The story of Worship Team Academy's first band.

Kyle Wilt heard the prison gate clink shut behind him, but he wasn’t afraid. He and four friends, David Cole, Herman Theodorus, Terry Willhoite, and Karl Binger were there on a mission—to lead worship for the inmates at the Bridgeport Women’s Facility in Bridgeport, Texas. Playing together in a worship band wasn’t something they could’ve predicted only a short time before when they entered Gateway’s Worship Team Academy (WTA). After all, playing the drums was more of a hobby before Kyle started taking lessons at WTA. “I wanted to learn how to play in a worship setting,” he says, “which is less performance-based and more improvisational.”

WTA’s program is designed not only to teach people the fundamentals of how to play a variety of instruments (drums, guitar, bass, keyboard, and vocals) but also to train them to be passionate worshippers.
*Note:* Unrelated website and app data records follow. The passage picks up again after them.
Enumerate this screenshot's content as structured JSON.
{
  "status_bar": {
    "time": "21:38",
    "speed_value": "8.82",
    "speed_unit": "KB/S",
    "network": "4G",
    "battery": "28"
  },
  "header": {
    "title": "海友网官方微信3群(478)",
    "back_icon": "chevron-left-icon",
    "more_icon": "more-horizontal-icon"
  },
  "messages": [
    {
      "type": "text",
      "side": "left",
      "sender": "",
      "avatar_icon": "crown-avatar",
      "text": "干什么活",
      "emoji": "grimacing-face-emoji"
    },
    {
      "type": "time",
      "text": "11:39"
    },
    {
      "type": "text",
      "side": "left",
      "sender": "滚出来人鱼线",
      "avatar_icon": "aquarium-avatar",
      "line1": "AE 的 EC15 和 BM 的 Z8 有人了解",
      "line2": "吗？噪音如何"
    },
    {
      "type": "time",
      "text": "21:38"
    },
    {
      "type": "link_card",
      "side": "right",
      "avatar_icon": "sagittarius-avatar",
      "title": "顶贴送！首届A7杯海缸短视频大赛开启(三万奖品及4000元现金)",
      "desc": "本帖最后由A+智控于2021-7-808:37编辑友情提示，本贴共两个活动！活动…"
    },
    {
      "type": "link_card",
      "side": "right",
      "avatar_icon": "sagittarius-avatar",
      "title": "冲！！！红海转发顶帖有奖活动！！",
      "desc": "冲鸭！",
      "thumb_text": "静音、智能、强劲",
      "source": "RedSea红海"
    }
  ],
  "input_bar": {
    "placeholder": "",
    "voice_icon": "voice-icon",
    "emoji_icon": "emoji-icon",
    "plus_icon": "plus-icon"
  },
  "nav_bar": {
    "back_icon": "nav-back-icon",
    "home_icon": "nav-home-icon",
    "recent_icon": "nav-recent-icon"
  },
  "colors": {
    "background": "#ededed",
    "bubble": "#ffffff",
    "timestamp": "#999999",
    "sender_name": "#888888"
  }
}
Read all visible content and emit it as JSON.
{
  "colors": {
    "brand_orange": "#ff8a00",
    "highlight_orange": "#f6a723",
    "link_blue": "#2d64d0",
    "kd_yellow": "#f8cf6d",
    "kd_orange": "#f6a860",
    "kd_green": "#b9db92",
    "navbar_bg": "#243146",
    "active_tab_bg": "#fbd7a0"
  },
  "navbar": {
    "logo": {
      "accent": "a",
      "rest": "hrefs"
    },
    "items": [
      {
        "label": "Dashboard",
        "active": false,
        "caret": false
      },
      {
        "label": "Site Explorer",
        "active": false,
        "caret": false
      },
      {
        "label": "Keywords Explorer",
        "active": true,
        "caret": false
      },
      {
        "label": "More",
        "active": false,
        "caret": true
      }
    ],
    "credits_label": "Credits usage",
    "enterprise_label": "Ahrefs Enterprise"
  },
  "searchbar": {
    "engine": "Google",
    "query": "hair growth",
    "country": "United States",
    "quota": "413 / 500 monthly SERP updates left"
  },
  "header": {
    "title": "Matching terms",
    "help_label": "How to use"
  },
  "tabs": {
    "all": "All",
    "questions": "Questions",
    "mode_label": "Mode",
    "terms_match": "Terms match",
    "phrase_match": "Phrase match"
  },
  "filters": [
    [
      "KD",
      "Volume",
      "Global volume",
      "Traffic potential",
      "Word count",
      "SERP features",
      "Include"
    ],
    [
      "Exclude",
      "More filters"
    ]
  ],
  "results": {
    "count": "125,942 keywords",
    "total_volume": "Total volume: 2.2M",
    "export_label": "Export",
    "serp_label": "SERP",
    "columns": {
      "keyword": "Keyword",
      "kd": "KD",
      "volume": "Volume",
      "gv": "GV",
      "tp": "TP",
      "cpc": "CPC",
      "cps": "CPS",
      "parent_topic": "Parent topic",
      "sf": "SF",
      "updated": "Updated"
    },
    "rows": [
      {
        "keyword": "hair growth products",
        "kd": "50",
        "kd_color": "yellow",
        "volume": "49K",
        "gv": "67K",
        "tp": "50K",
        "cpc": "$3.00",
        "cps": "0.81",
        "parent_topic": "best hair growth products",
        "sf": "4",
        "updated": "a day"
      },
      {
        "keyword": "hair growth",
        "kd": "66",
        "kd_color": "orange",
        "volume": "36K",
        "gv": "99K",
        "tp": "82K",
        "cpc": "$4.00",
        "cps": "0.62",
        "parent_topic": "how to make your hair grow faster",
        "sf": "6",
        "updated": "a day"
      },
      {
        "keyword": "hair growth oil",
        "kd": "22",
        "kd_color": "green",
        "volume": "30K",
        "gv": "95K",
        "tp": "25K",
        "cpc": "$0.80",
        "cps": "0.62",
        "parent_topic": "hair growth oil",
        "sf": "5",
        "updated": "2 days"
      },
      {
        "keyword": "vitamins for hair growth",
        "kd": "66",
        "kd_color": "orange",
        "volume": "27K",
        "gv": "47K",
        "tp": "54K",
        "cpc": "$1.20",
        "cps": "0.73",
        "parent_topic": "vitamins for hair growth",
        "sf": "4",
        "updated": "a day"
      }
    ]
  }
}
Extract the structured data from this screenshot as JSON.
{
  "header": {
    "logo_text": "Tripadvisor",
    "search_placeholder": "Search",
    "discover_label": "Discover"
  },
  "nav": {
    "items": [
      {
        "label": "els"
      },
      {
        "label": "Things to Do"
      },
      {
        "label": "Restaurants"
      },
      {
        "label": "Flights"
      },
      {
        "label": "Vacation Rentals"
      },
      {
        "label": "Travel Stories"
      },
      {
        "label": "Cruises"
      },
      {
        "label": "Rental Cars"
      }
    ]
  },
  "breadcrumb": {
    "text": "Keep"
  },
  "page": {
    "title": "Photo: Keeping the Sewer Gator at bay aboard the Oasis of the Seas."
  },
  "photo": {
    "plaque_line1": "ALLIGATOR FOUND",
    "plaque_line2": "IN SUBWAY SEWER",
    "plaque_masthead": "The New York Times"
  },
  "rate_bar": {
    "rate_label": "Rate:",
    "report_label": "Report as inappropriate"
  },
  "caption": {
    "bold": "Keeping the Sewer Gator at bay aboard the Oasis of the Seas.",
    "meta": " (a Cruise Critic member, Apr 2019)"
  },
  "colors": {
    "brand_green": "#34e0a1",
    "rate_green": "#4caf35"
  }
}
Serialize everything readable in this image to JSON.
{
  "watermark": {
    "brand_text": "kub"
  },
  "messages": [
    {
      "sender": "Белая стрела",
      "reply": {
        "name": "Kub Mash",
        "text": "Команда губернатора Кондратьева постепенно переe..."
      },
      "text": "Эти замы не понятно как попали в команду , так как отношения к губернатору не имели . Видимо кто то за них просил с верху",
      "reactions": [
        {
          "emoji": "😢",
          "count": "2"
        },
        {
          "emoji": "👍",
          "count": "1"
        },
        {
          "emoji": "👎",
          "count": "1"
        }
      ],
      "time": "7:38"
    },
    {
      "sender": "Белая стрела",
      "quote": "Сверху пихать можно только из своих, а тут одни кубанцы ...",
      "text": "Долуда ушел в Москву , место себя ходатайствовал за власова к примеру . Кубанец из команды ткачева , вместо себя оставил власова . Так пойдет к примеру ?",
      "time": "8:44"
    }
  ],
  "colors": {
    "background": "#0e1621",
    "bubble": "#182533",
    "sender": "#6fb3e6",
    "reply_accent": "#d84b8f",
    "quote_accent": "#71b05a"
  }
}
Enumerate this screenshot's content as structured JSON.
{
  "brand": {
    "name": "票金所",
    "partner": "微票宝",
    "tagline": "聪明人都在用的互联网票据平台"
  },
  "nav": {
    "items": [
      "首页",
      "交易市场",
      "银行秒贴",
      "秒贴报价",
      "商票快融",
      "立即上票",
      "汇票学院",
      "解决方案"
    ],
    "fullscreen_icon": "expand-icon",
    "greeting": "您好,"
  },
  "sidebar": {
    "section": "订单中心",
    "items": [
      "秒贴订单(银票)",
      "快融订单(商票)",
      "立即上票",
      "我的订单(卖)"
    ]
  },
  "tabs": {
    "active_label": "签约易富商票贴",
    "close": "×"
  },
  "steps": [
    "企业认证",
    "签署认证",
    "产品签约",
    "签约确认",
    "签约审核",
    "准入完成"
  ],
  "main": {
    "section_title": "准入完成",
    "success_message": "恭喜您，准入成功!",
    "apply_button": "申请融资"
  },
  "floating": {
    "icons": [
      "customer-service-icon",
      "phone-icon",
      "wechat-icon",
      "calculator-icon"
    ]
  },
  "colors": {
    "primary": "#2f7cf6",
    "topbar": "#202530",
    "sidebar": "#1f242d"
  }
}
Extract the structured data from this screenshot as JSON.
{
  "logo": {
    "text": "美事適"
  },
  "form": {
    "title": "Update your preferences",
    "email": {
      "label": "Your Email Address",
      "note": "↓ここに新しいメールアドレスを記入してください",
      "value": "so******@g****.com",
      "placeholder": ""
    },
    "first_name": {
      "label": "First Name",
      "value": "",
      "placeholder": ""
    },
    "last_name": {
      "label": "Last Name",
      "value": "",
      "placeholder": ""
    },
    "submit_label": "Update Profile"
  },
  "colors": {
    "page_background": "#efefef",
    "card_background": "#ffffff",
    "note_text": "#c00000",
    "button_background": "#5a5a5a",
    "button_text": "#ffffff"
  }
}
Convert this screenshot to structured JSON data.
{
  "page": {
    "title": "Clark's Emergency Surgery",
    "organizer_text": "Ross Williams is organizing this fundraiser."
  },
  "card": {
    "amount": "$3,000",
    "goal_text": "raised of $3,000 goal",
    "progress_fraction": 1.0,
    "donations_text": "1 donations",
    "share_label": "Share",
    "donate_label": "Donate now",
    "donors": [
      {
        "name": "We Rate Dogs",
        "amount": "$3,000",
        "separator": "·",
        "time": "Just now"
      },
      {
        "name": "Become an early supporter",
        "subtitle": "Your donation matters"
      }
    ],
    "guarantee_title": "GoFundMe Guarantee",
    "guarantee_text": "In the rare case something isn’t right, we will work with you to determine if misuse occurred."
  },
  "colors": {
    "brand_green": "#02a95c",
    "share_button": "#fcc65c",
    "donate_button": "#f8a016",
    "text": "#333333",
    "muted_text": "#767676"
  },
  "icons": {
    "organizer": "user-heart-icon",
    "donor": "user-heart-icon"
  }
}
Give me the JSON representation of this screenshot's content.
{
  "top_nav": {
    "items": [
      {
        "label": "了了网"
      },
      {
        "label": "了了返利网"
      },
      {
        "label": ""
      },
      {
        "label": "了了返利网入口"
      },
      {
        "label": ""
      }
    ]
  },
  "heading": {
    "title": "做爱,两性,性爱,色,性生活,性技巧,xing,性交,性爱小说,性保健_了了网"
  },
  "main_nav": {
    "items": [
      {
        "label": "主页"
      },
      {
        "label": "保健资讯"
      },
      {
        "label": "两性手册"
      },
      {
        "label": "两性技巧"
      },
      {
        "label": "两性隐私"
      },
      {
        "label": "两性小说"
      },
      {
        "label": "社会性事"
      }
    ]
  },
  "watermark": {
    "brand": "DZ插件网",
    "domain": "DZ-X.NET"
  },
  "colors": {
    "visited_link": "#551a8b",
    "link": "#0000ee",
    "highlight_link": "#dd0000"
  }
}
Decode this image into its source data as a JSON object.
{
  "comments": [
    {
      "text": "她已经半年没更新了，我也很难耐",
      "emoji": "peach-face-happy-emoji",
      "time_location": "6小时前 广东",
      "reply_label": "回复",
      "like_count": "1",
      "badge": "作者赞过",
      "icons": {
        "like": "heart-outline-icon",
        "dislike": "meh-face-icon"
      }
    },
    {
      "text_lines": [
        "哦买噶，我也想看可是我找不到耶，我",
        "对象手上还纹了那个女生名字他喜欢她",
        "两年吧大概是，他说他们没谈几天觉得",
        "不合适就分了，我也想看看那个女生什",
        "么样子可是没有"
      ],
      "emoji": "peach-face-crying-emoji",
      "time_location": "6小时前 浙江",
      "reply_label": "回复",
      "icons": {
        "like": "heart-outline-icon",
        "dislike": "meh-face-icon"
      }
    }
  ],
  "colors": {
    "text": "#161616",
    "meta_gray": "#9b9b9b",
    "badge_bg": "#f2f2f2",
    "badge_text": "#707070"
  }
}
The program is comprised of 12-week semesters geared toward musicians of all skill levels from beginner to advanced. “All the guys in the band started at different levels, but we graduated at the same time,” he says. “We were at dinner after graduation and I heard the Lord tell me, ‘This is your band.’”

For many people who go through the WTA program, starting a band isn’t exactly on their radar. Many are hoping for an opportunity to lead worship on a Gateway platform. And while the program is helping to develop future Gateway worship leaders, it’s greater purpose is to impact the kingdom of God. “The program is really teaching you how to live a lifestyle of worship and take it outside of Gateway,” says Kyle.

So, armed with the knowledge they’d learned in their semesters at WTA, the group of guys began to ask the question, What now? That’s when opportunity opened a heavy steel door. “I asked the guys, ‘What do you think about playing in a prison with me?’” says Kyle. After some initial apprehension, the group agreed and started the process of preparing for the gig, rehearsing at David’s house, and playing many of the songs they learned at WTA.

The worship service at the prison went better than Kyle and the band expected. “Twenty of the 80 women who attended got saved,” he says. “I didn’t really tell anybody about this project. It wasn’t until later that I realized what we did was kind of a big deal.”

This is what the program is all about—equipping people to lead worship in a number of venues, from their homes to the mission field, local churches, prisons, and beyond. And for Kyle and the band (called Bridgeport Worship), this is only the beginning of a new ministry opportunity. The band is in talks to lead worship at some Teen Challenge events and even plan to lead worship in churches who aren’t able to put together a full worship team of their own.

“It’s turned into something I didn’t expect,” says Kyle. “I wouldn’t be doing what I’m doing now if it wasn’t for WTA. My life has changed paths from what I thought worship was, and for that I’m grateful.”


To learn more about Worship Team Academy, visit